2. Bank Of America
Bank of America offers a minor savings account that is jointly owned by the child and a parent/guardian. The minimum opening deposit is only $25. The APY is 0.03%, which is better than most brick-and-mortar banks (but still lower than the national average of 0.06%). There are no monthly fees and they have 4,300 branches across the United States. Bank of America has a highly rated mobile app available on Apple and Android and educational materials readily available for parents to help their kids learn about saving money.
3. Wells Fargo
Wells Fargo has several options for setting up a savings account for your child. You can open a joint ownership, minor by or UTMA/UGMA account. The Wells Fargo Kids Savings Account only requires a $25 minimum opening deposit. It doesn’t have a monthly service fee for account holders who are under 18 (age 19 in Alabama). Wells Fargo also has a Student Center on its website offering a variety of educational financial tools. Their mobile app is highly rated. Parents can also make free online transfers or create a savings match program to help their child’s savings grow. It is easy to visit a branch in person, as they have approximately 8,050 branches (as of 2018.) However, the APY on Wells Fargo’s savings account is only 0.01%. So, the money will not grow significantly if it’s just sitting in the account.
Learning financial responsibility takes time and there are many benefits of opening a savings account for a child.
For example, you can teach them how to:
- use basic math skills.
- not waste their money.
- understand how valuable money is.
- plan ahead.
- save for the things they want until they can afford it.

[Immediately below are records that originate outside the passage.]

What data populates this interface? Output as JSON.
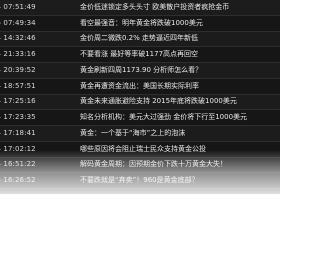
{
  "news": {
    "items": [
      {
        "time": "04 07:51:49",
        "title": "金价低迷锁定多头头寸 欧美散户投资者疯抢金币"
      },
      {
        "time": "05 07:49:34",
        "title": "看空最强音：明年黄金将跌破1000美元"
      },
      {
        "time": "04 14:32:46",
        "title": "金价周二微跌0.2% 走势逼近四年新低"
      },
      {
        "time": "04 21:33:16",
        "title": "不要看涨 最好等率破1177高点再回空"
      },
      {
        "time": "04 20:39:52",
        "title": "黄金刷新四周1173.90 分析师怎么看？"
      },
      {
        "time": "04 18:57:51",
        "title": "黄金再遭资金流出：美国长期实际利率"
      },
      {
        "time": "04 17:25:16",
        "title": "黄金未来通胀避险支持 2015年底将跌破1000美元"
      },
      {
        "time": "04 17:23:35",
        "title": "知名分析机构：美元大过强劲 金价将下行至1000美元"
      },
      {
        "time": "04 17:18:41",
        "title": "黄金：一个基于“海市”之上的泡沫"
      },
      {
        "time": "04 17:02:12",
        "title": "哪些原因将会阻止瑞士民众支持黄金公投"
      },
      {
        "time": "04 16:51:22",
        "title": "解码黄金周期：因预期金价下跌十万黄金大失！"
      },
      {
        "time": "04 16:26:52",
        "title": "不要跌就是“弃卖”！960是黄金底部？"
      }
    ]
  }
}
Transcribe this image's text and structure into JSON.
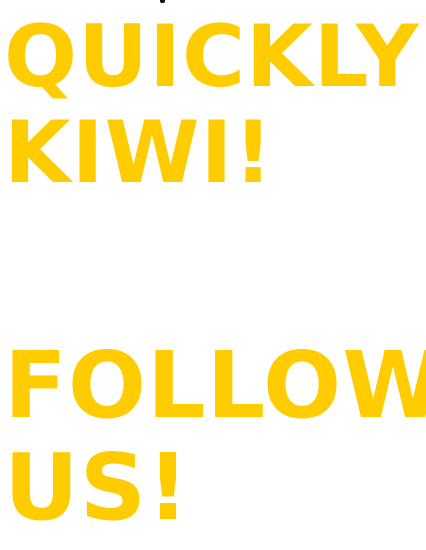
{
  "colors": {
    "accent": "#FFCC00",
    "background": "#FFFFFF"
  },
  "headline_primary": {
    "line_1": "QUICKLY",
    "line_2": "KIWI!"
  },
  "headline_secondary": {
    "line_1": "FOLLOW",
    "line_2": "US!"
  }
}
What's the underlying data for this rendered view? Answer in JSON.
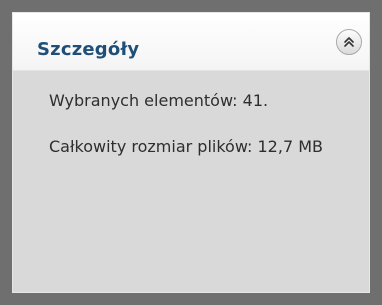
{
  "panel": {
    "title": "Szczegóły",
    "collapse_icon": "double-chevron-up-icon",
    "selected_items_text": "Wybranych elementów: 41.",
    "total_size_text": "Całkowity rozmiar plików: 12,7 MB"
  },
  "colors": {
    "title": "#1f4f78",
    "body_text": "#2e2e2e",
    "panel_background": "#d9d9d9",
    "frame_background": "#6f6f6f"
  }
}
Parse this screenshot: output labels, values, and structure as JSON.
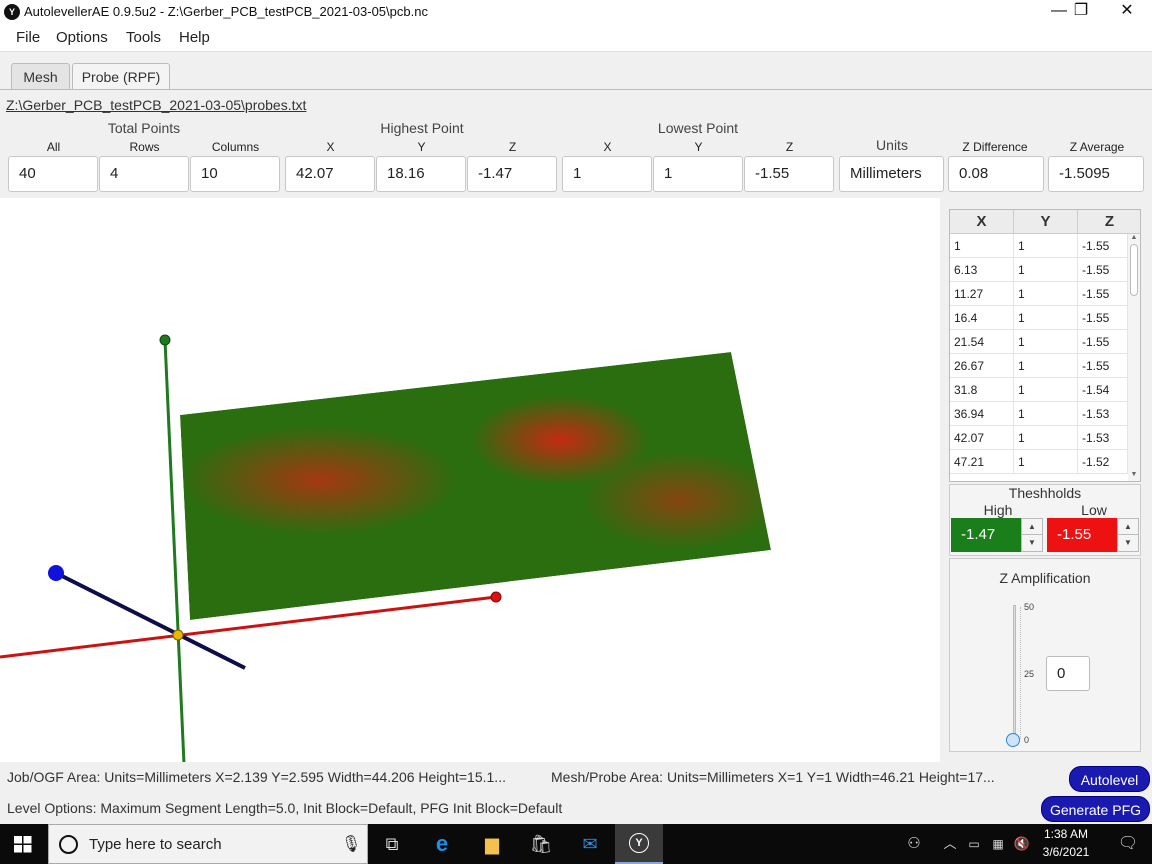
{
  "window": {
    "title": "AutolevellerAE 0.9.5u2 - Z:\\Gerber_PCB_testPCB_2021-03-05\\pcb.nc",
    "icon_letter": "Y",
    "minimize": "—",
    "maximize": "❐",
    "close": "✕"
  },
  "menu": [
    "File",
    "Options",
    "Tools",
    "Help"
  ],
  "tabs": [
    "Mesh",
    "Probe (RPF)"
  ],
  "active_tab": "Probe (RPF)",
  "file_path": "Z:\\Gerber_PCB_testPCB_2021-03-05\\probes.txt",
  "summary": {
    "groups": [
      "Total Points",
      "Highest Point",
      "Lowest Point",
      "Units"
    ],
    "cols": [
      "All",
      "Rows",
      "Columns",
      "X",
      "Y",
      "Z",
      "X",
      "Y",
      "Z",
      "Z Difference",
      "Z Average"
    ],
    "values": {
      "all": "40",
      "rows": "4",
      "columns": "10",
      "high_x": "42.07",
      "high_y": "18.16",
      "high_z": "-1.47",
      "low_x": "1",
      "low_y": "1",
      "low_z": "-1.55",
      "units": "Millimeters",
      "z_diff": "0.08",
      "z_avg": "-1.5095"
    }
  },
  "probe_table": {
    "headers": [
      "X",
      "Y",
      "Z"
    ],
    "rows": [
      [
        "1",
        "1",
        "-1.55"
      ],
      [
        "6.13",
        "1",
        "-1.55"
      ],
      [
        "11.27",
        "1",
        "-1.55"
      ],
      [
        "16.4",
        "1",
        "-1.55"
      ],
      [
        "21.54",
        "1",
        "-1.55"
      ],
      [
        "26.67",
        "1",
        "-1.55"
      ],
      [
        "31.8",
        "1",
        "-1.54"
      ],
      [
        "36.94",
        "1",
        "-1.53"
      ],
      [
        "42.07",
        "1",
        "-1.53"
      ],
      [
        "47.21",
        "1",
        "-1.52"
      ]
    ]
  },
  "thresholds": {
    "title": "Theshholds",
    "high_label": "High",
    "low_label": "Low",
    "high_value": "-1.47",
    "low_value": "-1.55",
    "high_color": "#1a7f1a",
    "low_color": "#ee1111"
  },
  "amplification": {
    "title": "Z Amplification",
    "ticks": [
      "50",
      "25",
      "0"
    ],
    "value": "0",
    "slider_level": 0
  },
  "status": {
    "job_area": "Job/OGF Area: Units=Millimeters X=2.139 Y=2.595 Width=44.206 Height=15.1...",
    "mesh_area": "Mesh/Probe Area: Units=Millimeters X=1 Y=1 Width=46.21 Height=17...",
    "level_options": "Level Options: Maximum Segment Length=5.0, Init Block=Default, PFG Init Block=Default",
    "autolevel_btn": "Autolevel",
    "generate_btn": "Generate PFG"
  },
  "taskbar": {
    "search_placeholder": "Type here to search",
    "time": "1:38 AM",
    "date": "3/6/2021"
  }
}
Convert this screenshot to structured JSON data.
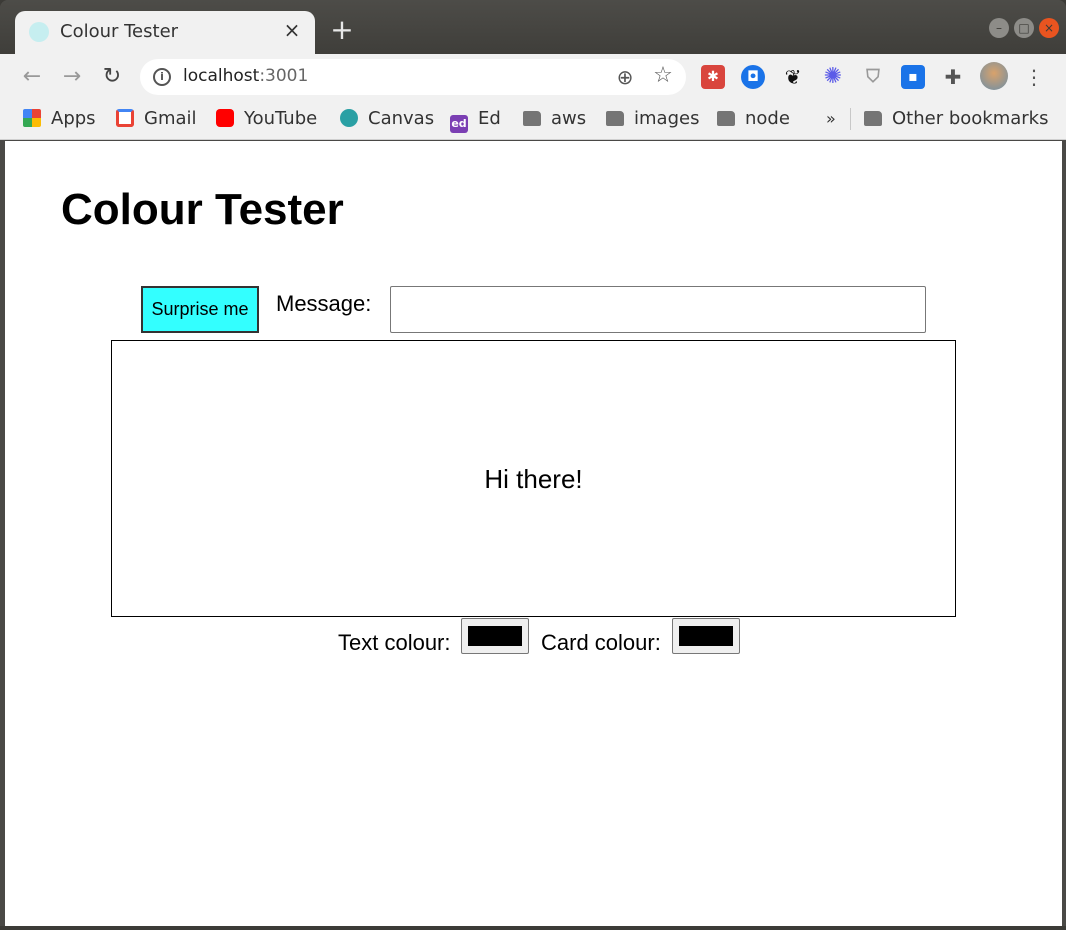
{
  "browser": {
    "tab": {
      "title": "Colour Tester",
      "close": "×"
    },
    "new_tab": "+",
    "window_controls": {
      "minimize": "–",
      "maximize": "□",
      "close": "×"
    },
    "toolbar": {
      "back": "←",
      "forward": "→",
      "reload": "↻",
      "url_host": "localhost",
      "url_port": ":3001",
      "zoom_icon": "⊕",
      "star_icon": "☆",
      "menu": "⋮",
      "extensions": [
        "ext-red",
        "ext-blue",
        "ext-paw",
        "ext-gear",
        "ext-shield",
        "ext-blue-badge",
        "puzzle-icon"
      ]
    },
    "bookmarks": {
      "items": [
        {
          "label": "Apps",
          "icon": "apps-icon"
        },
        {
          "label": "Gmail",
          "icon": "gmail-icon"
        },
        {
          "label": "YouTube",
          "icon": "youtube-icon"
        },
        {
          "label": "Canvas",
          "icon": "canvas-icon"
        },
        {
          "label": "Ed",
          "icon": "ed-icon"
        },
        {
          "label": "aws",
          "icon": "folder-icon"
        },
        {
          "label": "images",
          "icon": "folder-icon"
        },
        {
          "label": "node",
          "icon": "folder-icon"
        }
      ],
      "overflow": "»",
      "other": "Other bookmarks"
    }
  },
  "page": {
    "title": "Colour Tester",
    "surprise_button": "Surprise me",
    "message_label": "Message:",
    "message_value": "",
    "card_text": "Hi there!",
    "text_colour_label": "Text colour:",
    "card_colour_label": "Card colour:",
    "text_colour_value": "#000000",
    "card_colour_value": "#000000",
    "accent_colors": {
      "button": "#33ffff"
    }
  }
}
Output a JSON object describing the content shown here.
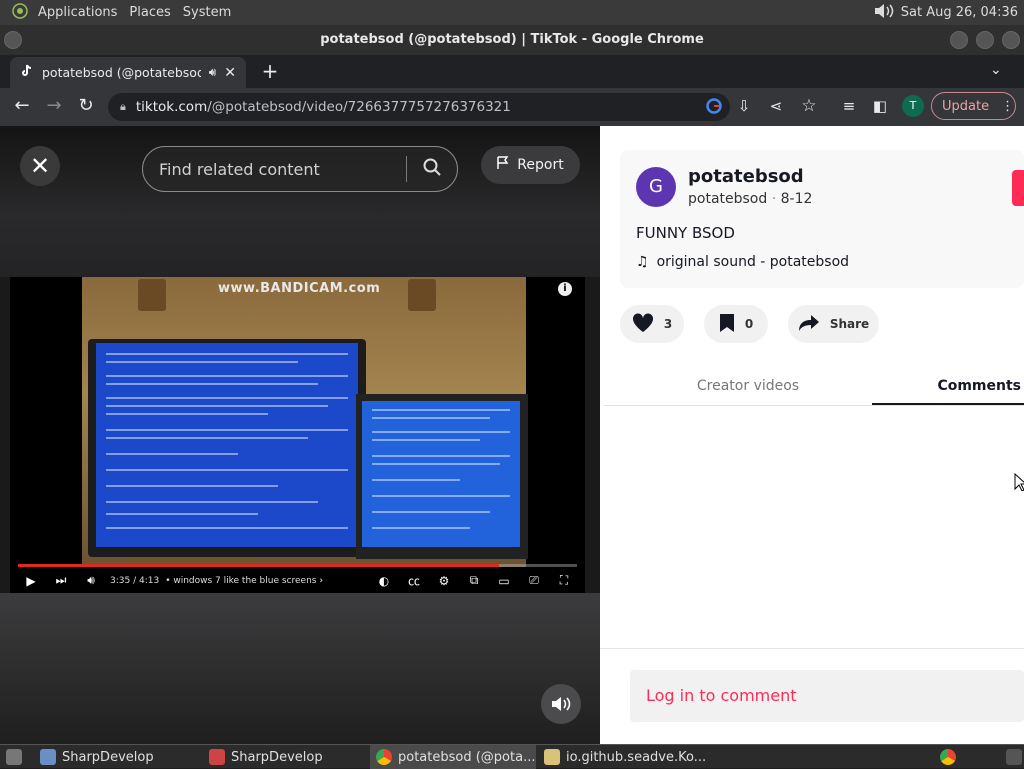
{
  "top_panel": {
    "menus": [
      "Applications",
      "Places",
      "System"
    ],
    "clock": "Sat Aug 26, 04:36"
  },
  "window": {
    "title": "potatebsod (@potatebsod) | TikTok - Google Chrome"
  },
  "tab": {
    "title": "potatebsod (@potatebsod",
    "new_tab": "+"
  },
  "address_bar": {
    "domain": "tiktok.com",
    "path": "/@potatebsod/video/7266377757276376321"
  },
  "toolbar": {
    "profile_initial": "T",
    "update_label": "Update"
  },
  "video": {
    "search_placeholder": "Find related content",
    "report_label": "Report",
    "watermark": "www.BANDICAM.com",
    "time": "3:35 / 4:13",
    "chapter": "• windows 7 like the blue screens",
    "progress": 0.86
  },
  "profile": {
    "avatar_initial": "G",
    "username": "potatebsod",
    "handle": "potatebsod",
    "date": "8-12",
    "caption": "FUNNY BSOD",
    "music": "original sound - potatebsod"
  },
  "actions": {
    "likes": "3",
    "bookmarks": "0",
    "share_label": "Share"
  },
  "tabs": {
    "creator": "Creator videos",
    "comments": "Comments"
  },
  "login": {
    "label": "Log in to comment"
  },
  "taskbar": {
    "items": [
      "SharpDevelop",
      "SharpDevelop",
      "potatebsod (@pota...",
      "io.github.seadve.Ko..."
    ]
  }
}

- stay focused on goals and priorities.
- use compounded interest to grow their money faster.
- learn how to deposit a check and withdraw money responsibly.
No matter which option you choose, make sure to compare banking institutions to make sure you’re opening an account that can offer the most educational opportunities, forgiveness, perks or growth based on the needs of you and your child.
Alternatives to a Child Savings Account
If you don’t want a savings account for your child, but need a way to save money for them…
Here are a couple alternatives that you may want to consider.
529 Plans are a special savings account for education-related expenses such as tuition, meal plans, computers, textbooks, etc. Through this type of plan, you’ll receive investment growth and tax advantages that are similar to retirement accounts. They can be a great way for you to help set your child up for success.
Certificates of Deposit (CDs)
Certificates of deposit can be gifted to a child if you list yourself as the account custodian. CDs tend to earn higher interest rates than savings accounts. And, the guaranteed rate means you’ll know how much your gift will be worth when it finally matures. They’ll need to wait until they’re the age of majority before they can access the funds within the CD.
Education Savings Account (ESA)
Coverdell ESAs get no special tax treatment from the states, but federal taxes are deferred. The IRS doesn’t tax withdrawals as long as they are used for qualifying education expenses. What’s also great is that ESAs have little to no impact on your child’s eligibility for additional financial aid – even if your child is the owner of the account.
Are you a parent/guardian wanting to earn a bit more on the money your investing in a savings account?
As of June 2021, here are some rates from competitors that you may want to check out:
- Aspiration Bank – 1.00% APY
- Vio Bank – 0.57% APY
- CIBC Bank – 0.52% APY
- Ally Bank – 0.50% APY
- Citi Accelerate – 0.50% APY
- First Foundation Bank Online Savings – 0.50% APY
- Goldman Sachs – Marcus Account – 0.50% APY
- Synchrony Bank – 0.50% APY
- TAB Bank – 0.50% APY
- TIAA Bank – 0.50% APY
- American Express Personal Savings – 0.40% APY
- Barclays Bank – 0.40% APY
- Capital One 360 Performance Savings – 0.40% APY
- CIT Bank Savings Builder – 0.40% APY
- Citizens Access – 0.40% APY
- Discover – 0.40% APY
- MySavingsDirect – 0.25% APY
- HSBC Direct – 0.15% APY